Lowell stood up, stretched and went over to the table. He had been engrossed in his work for hours and had forgotten about lunch. He unwrapped the wax paper and walked over to the window with half the sandwich. He leaned over a glass tank and spoke to two large black and red turtles.
“Hello, Buster,” he said to the first, as it stuck its head out for a noon scratch. The second lumbered toward his outstretched finger and received its reward. “Hello, Keaton,” he said to the second. They were red-eared sliders he had bought on Canal Street when he opened the offices. The size of his thumb when he got them, they were now each a foot in length and growing. They would soon need a bigger home.
He gave them some of his sandwich and went back to his desk, picked up the phone, and hit speed dial #3.

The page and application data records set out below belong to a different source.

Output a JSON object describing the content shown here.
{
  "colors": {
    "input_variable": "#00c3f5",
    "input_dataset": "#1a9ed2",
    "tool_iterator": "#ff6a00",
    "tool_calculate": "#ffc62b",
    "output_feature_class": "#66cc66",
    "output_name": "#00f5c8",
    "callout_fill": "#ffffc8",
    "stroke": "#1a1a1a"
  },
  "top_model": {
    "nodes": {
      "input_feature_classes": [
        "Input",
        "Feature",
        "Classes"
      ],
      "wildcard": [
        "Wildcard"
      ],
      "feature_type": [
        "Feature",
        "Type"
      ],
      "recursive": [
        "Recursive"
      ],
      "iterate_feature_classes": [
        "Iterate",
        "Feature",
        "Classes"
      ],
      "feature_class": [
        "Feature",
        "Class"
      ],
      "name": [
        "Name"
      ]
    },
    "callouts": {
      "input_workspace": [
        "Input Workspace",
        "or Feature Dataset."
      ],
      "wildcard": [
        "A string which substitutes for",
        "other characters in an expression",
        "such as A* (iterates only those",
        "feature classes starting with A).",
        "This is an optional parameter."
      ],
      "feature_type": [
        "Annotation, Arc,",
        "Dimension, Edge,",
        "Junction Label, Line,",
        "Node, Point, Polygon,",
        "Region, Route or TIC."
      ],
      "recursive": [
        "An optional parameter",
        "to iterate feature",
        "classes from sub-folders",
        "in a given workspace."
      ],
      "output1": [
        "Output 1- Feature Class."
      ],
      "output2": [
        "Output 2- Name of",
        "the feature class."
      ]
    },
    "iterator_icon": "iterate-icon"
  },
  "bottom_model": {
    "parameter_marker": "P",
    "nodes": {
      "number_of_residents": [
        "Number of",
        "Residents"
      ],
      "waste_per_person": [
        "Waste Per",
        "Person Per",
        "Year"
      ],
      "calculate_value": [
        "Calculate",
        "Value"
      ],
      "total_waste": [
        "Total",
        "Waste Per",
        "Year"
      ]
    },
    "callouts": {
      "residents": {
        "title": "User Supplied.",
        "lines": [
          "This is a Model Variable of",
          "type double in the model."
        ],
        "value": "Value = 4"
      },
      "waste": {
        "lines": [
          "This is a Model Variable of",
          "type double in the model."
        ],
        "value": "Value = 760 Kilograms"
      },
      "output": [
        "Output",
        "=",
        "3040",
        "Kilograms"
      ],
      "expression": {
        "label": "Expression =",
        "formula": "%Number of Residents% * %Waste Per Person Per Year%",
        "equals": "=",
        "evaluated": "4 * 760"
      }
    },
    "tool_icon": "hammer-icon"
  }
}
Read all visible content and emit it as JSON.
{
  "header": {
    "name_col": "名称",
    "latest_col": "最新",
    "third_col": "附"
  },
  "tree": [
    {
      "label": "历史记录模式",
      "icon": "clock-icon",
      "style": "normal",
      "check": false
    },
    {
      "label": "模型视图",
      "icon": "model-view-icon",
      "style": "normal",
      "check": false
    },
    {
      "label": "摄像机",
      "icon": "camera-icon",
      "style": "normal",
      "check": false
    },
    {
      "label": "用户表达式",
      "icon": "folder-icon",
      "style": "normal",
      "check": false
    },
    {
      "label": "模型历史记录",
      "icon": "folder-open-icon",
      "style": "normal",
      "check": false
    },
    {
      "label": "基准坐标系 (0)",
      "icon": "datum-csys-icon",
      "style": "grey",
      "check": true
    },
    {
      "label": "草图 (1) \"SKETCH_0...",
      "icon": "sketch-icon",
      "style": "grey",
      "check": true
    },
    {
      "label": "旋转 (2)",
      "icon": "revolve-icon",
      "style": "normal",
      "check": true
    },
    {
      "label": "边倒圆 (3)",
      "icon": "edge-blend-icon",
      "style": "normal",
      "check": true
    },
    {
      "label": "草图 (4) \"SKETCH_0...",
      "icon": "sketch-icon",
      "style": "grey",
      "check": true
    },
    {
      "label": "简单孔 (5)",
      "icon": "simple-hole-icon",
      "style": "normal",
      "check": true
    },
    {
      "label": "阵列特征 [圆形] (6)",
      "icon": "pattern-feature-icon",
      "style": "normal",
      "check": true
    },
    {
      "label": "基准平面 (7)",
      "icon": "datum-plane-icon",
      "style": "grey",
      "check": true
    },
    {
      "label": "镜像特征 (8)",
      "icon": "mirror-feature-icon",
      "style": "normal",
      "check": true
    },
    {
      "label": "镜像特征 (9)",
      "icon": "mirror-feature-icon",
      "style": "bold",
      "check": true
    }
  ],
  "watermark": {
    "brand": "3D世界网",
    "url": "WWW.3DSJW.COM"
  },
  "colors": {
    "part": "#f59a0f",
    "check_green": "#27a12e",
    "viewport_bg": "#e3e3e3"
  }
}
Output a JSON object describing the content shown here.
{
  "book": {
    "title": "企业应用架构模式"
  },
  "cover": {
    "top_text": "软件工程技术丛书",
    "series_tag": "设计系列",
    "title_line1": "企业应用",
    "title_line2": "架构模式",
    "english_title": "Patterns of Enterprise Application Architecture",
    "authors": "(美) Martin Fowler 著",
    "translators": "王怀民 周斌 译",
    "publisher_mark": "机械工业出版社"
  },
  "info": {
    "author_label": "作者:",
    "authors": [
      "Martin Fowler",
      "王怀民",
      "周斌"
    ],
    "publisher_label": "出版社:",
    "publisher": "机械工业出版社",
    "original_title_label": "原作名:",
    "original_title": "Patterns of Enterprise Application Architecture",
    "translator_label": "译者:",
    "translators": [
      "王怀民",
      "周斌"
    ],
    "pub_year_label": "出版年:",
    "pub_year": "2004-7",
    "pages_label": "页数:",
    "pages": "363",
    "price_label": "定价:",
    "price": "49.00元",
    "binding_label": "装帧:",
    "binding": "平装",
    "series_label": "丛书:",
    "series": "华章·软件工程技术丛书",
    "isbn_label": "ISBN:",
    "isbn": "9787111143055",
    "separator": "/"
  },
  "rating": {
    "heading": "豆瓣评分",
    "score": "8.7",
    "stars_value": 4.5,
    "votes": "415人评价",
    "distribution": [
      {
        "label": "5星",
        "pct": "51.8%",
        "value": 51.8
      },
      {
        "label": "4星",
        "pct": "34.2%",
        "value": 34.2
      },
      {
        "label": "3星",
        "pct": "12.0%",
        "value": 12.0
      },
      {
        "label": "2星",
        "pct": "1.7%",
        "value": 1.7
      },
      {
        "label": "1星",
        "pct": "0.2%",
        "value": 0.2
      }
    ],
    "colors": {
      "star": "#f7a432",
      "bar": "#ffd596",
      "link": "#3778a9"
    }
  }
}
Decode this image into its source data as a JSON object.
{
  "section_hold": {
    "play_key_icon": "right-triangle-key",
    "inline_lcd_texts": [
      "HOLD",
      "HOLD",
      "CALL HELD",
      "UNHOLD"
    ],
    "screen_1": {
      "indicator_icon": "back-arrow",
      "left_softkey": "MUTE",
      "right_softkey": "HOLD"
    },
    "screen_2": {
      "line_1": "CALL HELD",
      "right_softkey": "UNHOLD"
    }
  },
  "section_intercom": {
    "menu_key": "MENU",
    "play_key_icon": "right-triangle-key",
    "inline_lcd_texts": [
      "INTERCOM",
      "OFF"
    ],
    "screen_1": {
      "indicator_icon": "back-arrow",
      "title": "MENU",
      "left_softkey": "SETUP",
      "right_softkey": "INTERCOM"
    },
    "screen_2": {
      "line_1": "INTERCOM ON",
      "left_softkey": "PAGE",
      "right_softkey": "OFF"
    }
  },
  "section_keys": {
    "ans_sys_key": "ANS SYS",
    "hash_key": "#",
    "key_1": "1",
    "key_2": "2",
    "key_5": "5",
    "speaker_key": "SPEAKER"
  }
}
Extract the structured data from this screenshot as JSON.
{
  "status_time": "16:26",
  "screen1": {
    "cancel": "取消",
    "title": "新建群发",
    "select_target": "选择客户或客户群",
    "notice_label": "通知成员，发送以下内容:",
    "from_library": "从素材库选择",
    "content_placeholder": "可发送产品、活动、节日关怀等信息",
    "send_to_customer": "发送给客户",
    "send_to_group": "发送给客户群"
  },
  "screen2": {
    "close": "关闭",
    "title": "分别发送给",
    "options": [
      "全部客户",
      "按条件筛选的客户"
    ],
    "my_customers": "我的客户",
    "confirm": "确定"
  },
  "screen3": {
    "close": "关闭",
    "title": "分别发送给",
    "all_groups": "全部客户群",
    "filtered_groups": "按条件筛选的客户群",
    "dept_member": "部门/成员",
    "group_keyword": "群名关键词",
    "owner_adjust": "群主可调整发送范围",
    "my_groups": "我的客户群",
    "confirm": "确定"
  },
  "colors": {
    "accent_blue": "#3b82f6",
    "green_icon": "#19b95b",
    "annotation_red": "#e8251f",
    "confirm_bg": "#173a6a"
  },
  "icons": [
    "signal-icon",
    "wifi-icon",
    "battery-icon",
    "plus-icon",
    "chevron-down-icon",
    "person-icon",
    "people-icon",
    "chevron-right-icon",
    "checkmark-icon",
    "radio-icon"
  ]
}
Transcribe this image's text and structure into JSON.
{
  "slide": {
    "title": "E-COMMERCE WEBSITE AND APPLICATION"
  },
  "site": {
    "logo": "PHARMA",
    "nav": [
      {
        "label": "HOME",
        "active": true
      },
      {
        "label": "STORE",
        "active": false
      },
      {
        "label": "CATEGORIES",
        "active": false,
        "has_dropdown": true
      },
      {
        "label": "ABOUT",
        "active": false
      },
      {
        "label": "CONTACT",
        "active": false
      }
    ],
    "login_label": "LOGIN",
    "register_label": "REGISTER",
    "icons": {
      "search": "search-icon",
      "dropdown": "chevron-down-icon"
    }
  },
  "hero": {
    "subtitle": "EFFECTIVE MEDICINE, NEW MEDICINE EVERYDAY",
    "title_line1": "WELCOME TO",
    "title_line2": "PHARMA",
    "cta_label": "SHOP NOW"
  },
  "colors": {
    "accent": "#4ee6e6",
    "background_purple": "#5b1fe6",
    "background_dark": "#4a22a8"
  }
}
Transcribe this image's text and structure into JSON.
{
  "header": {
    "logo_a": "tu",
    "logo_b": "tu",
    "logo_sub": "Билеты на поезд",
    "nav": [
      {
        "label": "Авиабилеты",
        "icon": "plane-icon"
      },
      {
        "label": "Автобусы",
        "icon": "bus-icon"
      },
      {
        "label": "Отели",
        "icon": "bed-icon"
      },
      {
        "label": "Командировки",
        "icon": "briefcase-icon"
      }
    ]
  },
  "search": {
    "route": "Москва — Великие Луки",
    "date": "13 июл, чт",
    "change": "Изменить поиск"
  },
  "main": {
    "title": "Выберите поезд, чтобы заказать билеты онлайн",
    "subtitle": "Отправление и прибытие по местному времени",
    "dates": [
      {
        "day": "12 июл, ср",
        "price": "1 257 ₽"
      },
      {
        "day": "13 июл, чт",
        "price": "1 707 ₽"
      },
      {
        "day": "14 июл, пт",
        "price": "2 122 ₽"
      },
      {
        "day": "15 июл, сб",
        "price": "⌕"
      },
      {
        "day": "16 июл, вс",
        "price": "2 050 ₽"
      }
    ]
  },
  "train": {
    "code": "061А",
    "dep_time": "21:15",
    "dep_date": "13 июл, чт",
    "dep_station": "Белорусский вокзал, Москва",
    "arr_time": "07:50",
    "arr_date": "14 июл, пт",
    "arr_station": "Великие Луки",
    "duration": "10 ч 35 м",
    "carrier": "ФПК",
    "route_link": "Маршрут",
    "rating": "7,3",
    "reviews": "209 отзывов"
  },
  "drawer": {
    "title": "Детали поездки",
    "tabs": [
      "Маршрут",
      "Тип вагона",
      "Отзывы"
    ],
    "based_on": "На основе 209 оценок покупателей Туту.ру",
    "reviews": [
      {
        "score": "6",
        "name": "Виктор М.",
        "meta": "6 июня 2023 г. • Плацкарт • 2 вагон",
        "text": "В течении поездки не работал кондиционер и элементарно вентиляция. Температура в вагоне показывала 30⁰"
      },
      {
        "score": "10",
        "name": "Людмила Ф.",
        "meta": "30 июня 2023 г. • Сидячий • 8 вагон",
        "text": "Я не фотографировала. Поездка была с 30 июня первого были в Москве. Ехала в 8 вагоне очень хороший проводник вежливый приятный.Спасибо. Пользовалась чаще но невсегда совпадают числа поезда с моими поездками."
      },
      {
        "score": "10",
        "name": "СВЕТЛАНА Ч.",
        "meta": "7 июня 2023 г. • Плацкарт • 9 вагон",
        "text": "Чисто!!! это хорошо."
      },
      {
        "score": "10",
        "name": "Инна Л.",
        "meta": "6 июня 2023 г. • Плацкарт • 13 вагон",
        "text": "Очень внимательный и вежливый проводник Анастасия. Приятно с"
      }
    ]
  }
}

“Solomon Smith Barney,” said a female voice. “I mean Citi Smith Barney… oops, Morgan Stanley.” A big sigh. “I’m sorry, who do you want?”
“Roger Bowman,” said Lowell.
A moment later, a man came on the line. “This is Roger.” “It’s David Lowell.”
“Hey, Starman, when are you coming down to say hello?” “Soon. What do you see in the metals?”
“The spreads look a bit bearish, as does the daily moving average.”
“I’m getting a strong sell signal as we head into the waning moon.”
“You getting out?”
“Yes,” replied Lowell, a mouthful of sandwich muffling his response. He swallowed. “Sorry, I haven’t had time to stop for lunch all day. I’m going to flatten my position. The New Moon on Sunday is void of course, so I would look for a false run-up the early part of the week. After it drops again you should buy —sometime around Thursday.”
“I don’t know what the hell you’re talking about, as usual.
But if you’re getting out, so am I.” Lowell laughed.
“On tomorrow’s open, I want you to sell ten December gold at the market and twenty December silver, and buy fifty November beans market with a stop at, hold on a minute,” he grabbed a piece of paper, “put the stop at twelve-forty.”
Roger repeated the order for confirmation. “Done. I’ll email you the fills.”
“Thanks, Roger. We’ll have lunch soon, I promise. Oh, and please send half of this month’s profits to the ASPCA, as usual. Thanks.”
He hung up and worked for a while, occasionally nibbling at his sandwich until the intercom buzzed.
He picked up the phone. “Yes, Sarah, what is it?”
“You have a visitor.”
“I’m much too busy to see anyone without an appointment.
And it’s getting near the end of the day.”
He clicked off the intercom and went back to work. It buzzed again.
“Yes, Sarah, what is it this time?” “You, uh that is, um…”
Lowell sighed. “All right, Sarah,” he sighed, “send them in.” The door opened and a woman entered. She smiled and nodded at him and then walked over to the turtle tank without saying a word.
Lowell turned his swivel chair around and watched her. She was so beautiful, standing there next to the window, the afternoon sun blazing around her dark brown hair like an angel’s aura. She looked out the window at the unobstructed view of the Empire State Building glistening in the distance, so magnificent, so unreal.
“I always loved this view,” she said. “It makes me feel like I’m inside a postcard, or one of those things you shake to make snow.”
She absently petted the turtles. She turned and faced him.
She looks older, he thought, more mature, more distinguished.
At five-eleven, she carried herself with a graceful-awkwardness. Her pinstriped business suit looked new.
They both remained mute, the silence quite maddening to Lowell.
Finally she said: “I want to hire you.” “That’s it? No hello?”
“Hello, Dad,” she smiled. “I want to hire you.”